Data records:
_ _ _

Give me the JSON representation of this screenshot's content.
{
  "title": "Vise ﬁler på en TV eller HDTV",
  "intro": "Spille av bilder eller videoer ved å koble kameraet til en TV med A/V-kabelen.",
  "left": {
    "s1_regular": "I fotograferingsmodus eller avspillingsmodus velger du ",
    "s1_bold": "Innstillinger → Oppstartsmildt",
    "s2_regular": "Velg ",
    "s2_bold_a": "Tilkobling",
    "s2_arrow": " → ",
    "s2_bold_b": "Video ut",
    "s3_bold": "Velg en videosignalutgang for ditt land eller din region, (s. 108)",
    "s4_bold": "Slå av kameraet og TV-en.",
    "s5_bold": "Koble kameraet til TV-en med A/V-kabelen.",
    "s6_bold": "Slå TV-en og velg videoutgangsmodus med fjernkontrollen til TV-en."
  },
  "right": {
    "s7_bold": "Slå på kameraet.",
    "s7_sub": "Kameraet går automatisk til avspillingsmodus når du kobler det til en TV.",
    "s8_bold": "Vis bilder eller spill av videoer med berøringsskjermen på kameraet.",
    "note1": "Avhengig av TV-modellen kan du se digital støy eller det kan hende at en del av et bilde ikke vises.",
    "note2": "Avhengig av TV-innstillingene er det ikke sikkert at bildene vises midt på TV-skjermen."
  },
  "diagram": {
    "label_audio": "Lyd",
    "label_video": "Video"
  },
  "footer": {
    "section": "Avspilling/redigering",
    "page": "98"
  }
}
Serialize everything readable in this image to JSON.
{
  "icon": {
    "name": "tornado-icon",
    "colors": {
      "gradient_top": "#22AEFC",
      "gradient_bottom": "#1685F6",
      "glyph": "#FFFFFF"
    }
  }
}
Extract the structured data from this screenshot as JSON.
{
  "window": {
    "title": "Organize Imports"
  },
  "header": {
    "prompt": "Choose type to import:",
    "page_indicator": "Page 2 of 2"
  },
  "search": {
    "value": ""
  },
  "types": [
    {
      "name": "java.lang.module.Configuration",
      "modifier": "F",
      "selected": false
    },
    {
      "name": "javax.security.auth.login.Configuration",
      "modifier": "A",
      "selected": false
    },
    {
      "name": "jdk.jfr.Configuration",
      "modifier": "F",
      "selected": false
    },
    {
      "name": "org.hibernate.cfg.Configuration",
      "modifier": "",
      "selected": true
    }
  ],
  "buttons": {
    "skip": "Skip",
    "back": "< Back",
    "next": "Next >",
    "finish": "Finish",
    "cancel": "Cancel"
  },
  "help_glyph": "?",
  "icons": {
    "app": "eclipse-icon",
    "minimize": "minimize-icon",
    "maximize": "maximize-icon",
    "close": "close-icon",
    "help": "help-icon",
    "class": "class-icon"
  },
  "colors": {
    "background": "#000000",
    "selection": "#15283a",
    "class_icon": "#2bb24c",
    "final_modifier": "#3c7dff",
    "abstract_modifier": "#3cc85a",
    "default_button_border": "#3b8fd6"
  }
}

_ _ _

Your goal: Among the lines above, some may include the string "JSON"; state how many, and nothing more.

Your solution: 3